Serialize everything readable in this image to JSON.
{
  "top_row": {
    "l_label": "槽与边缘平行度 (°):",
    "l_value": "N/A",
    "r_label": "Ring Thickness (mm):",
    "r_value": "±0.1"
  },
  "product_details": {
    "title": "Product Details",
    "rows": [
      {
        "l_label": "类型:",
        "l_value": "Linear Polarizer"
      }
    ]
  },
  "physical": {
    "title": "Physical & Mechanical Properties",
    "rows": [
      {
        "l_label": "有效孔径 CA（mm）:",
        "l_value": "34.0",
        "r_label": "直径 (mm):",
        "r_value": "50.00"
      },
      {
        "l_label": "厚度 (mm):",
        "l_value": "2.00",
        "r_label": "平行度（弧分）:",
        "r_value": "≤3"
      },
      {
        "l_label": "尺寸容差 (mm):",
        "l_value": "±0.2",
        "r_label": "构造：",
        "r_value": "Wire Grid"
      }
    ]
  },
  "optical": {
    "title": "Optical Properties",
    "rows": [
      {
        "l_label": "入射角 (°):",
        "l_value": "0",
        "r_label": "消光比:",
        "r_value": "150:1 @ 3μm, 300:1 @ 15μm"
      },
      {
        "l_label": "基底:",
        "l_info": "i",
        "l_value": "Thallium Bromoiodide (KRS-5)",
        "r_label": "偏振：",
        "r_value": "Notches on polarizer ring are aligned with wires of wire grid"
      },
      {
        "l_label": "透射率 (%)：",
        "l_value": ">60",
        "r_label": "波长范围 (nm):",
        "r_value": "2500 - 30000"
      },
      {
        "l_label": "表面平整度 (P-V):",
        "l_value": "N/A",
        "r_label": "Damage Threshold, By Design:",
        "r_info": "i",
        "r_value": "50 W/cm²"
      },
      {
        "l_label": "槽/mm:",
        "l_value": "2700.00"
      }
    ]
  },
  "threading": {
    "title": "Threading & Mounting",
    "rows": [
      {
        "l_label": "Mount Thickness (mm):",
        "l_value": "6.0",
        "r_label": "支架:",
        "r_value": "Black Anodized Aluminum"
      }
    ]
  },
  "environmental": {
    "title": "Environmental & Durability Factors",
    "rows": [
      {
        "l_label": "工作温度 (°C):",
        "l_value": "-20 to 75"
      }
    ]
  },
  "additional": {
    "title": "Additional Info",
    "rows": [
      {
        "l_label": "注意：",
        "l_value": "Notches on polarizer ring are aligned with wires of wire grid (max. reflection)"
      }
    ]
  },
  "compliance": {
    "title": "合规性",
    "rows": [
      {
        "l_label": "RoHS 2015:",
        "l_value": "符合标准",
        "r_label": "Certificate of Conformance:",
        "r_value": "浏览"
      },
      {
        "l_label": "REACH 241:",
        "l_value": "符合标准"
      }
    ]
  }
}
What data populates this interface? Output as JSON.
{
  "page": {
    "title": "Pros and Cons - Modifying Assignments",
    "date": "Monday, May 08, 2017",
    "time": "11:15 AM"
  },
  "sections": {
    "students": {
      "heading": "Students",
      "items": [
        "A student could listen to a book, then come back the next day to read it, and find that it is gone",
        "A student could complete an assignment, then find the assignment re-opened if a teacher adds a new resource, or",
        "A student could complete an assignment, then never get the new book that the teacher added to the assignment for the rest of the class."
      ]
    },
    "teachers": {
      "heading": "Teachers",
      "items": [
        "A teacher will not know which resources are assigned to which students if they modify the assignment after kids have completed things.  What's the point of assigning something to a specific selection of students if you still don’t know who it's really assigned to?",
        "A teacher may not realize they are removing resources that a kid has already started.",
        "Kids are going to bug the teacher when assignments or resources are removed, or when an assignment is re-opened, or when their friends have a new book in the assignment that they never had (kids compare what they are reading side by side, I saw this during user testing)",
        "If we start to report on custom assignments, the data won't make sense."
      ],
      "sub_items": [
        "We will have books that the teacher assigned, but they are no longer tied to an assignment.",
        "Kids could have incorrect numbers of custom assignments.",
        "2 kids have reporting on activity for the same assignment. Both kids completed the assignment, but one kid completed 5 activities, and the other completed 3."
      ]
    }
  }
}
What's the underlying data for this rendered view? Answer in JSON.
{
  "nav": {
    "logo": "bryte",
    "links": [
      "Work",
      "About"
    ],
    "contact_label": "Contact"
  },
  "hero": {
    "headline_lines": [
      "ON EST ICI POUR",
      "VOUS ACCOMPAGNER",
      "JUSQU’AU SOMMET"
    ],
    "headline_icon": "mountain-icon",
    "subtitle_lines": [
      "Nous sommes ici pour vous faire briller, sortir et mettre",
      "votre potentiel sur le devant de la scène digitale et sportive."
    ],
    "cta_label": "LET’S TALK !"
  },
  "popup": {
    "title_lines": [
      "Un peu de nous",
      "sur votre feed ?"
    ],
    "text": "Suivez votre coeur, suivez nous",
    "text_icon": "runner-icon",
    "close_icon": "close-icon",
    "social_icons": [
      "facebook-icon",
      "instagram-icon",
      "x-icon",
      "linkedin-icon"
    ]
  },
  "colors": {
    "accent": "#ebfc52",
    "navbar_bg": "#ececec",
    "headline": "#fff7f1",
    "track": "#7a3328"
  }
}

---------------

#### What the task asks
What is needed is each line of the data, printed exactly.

#### Response to this exercise
Serialize everything readable in this image to JSON.
{
  "top_row": {
    "l_label": "槽与边缘平行度 (°):",
    "l_value": "N/A",
    "r_label": "Ring Thickness (mm):",
    "r_value": "±0.1"
  },
  "product_details": {
    "title": "Product Details",
    "rows": [
      {
        "l_label": "类型:",
        "l_value": "Linear Polarizer"
      }
    ]
  },
  "physical": {
    "title": "Physical & Mechanical Properties",
    "rows": [
      {
        "l_label": "有效孔径 CA（mm）:",
        "l_value": "34.0",
        "r_label": "直径 (mm):",
        "r_value": "50.00"
      },
      {
        "l_label": "厚度 (mm):",
        "l_value": "2.00",
        "r_label": "平行度（弧分）:",
        "r_value": "≤3"
      },
      {
        "l_label": "尺寸容差 (mm):",
        "l_value": "±0.2",
        "r_label": "构造：",
        "r_value": "Wire Grid"
      }
    ]
  },
  "optical": {
    "title": "Optical Properties",
    "rows": [
      {
        "l_label": "入射角 (°):",
        "l_value": "0",
        "r_label": "消光比:",
        "r_value": "150:1 @ 3μm, 300:1 @ 15μm"
      },
      {
        "l_label": "基底:",
        "l_info": "i",
        "l_value": "Thallium Bromoiodide (KRS-5)",
        "r_label": "偏振：",
        "r_value": "Notches on polarizer ring are aligned with wires of wire grid"
      },
      {
        "l_label": "透射率 (%)：",
        "l_value": ">60",
        "r_label": "波长范围 (nm):",
        "r_value": "2500 - 30000"
      },
      {
        "l_label": "表面平整度 (P-V):",
        "l_value": "N/A",
        "r_label": "Damage Threshold, By Design:",
        "r_info": "i",
        "r_value": "50 W/cm²"
      },
      {
        "l_label": "槽/mm:",
        "l_value": "2700.00"
      }
    ]
  },
  "threading": {
    "title": "Threading & Mounting",
    "rows": [
      {
        "l_label": "Mount Thickness (mm):",
        "l_value": "6.0",
        "r_label": "支架:",
        "r_value": "Black Anodized Aluminum"
      }
    ]
  },
  "environmental": {
    "title": "Environmental & Durability Factors",
    "rows": [
      {
        "l_label": "工作温度 (°C):",
        "l_value": "-20 to 75"
      }
    ]
  },
  "additional": {
    "title": "Additional Info",
    "rows": [
      {
        "l_label": "注意：",
        "l_value": "Notches on polarizer ring are aligned with wires of wire grid (max. reflection)"
      }
    ]
  },
  "compliance": {
    "title": "合规性",
    "rows": [
      {
        "l_label": "RoHS 2015:",
        "l_value": "符合标准",
        "r_label": "Certificate of Conformance:",
        "r_value": "浏览"
      },
      {
        "l_label": "REACH 241:",
        "l_value": "符合标准"
      }
    ]
  }
}
What data populates this interface? Output as JSON.
{
  "page": {
    "title": "Pros and Cons - Modifying Assignments",
    "date": "Monday, May 08, 2017",
    "time": "11:15 AM"
  },
  "sections": {
    "students": {
      "heading": "Students",
      "items": [
        "A student could listen to a book, then come back the next day to read it, and find that it is gone",
        "A student could complete an assignment, then find the assignment re-opened if a teacher adds a new resource, or",
        "A student could complete an assignment, then never get the new book that the teacher added to the assignment for the rest of the class."
      ]
    },
    "teachers": {
      "heading": "Teachers",
      "items": [
        "A teacher will not know which resources are assigned to which students if they modify the assignment after kids have completed things.  What's the point of assigning something to a specific selection of students if you still don’t know who it's really assigned to?",
        "A teacher may not realize they are removing resources that a kid has already started.",
        "Kids are going to bug the teacher when assignments or resources are removed, or when an assignment is re-opened, or when their friends have a new book in the assignment that they never had (kids compare what they are reading side by side, I saw this during user testing)",
        "If we start to report on custom assignments, the data won't make sense."
      ],
      "sub_items": [
        "We will have books that the teacher assigned, but they are no longer tied to an assignment.",
        "Kids could have incorrect numbers of custom assignments.",
        "2 kids have reporting on activity for the same assignment. Both kids completed the assignment, but one kid completed 5 activities, and the other completed 3."
      ]
    }
  }
}
What's the underlying data for this rendered view? Answer in JSON.
{
  "nav": {
    "logo": "bryte",
    "links": [
      "Work",
      "About"
    ],
    "contact_label": "Contact"
  },
  "hero": {
    "headline_lines": [
      "ON EST ICI POUR",
      "VOUS ACCOMPAGNER",
      "JUSQU’AU SOMMET"
    ],
    "headline_icon": "mountain-icon",
    "subtitle_lines": [
      "Nous sommes ici pour vous faire briller, sortir et mettre",
      "votre potentiel sur le devant de la scène digitale et sportive."
    ],
    "cta_label": "LET’S TALK !"
  },
  "popup": {
    "title_lines": [
      "Un peu de nous",
      "sur votre feed ?"
    ],
    "text": "Suivez votre coeur, suivez nous",
    "text_icon": "runner-icon",
    "close_icon": "close-icon",
    "social_icons": [
      "facebook-icon",
      "instagram-icon",
      "x-icon",
      "linkedin-icon"
    ]
  },
  "colors": {
    "accent": "#ebfc52",
    "navbar_bg": "#ececec",
    "headline": "#fff7f1",
    "track": "#7a3328"
  }
}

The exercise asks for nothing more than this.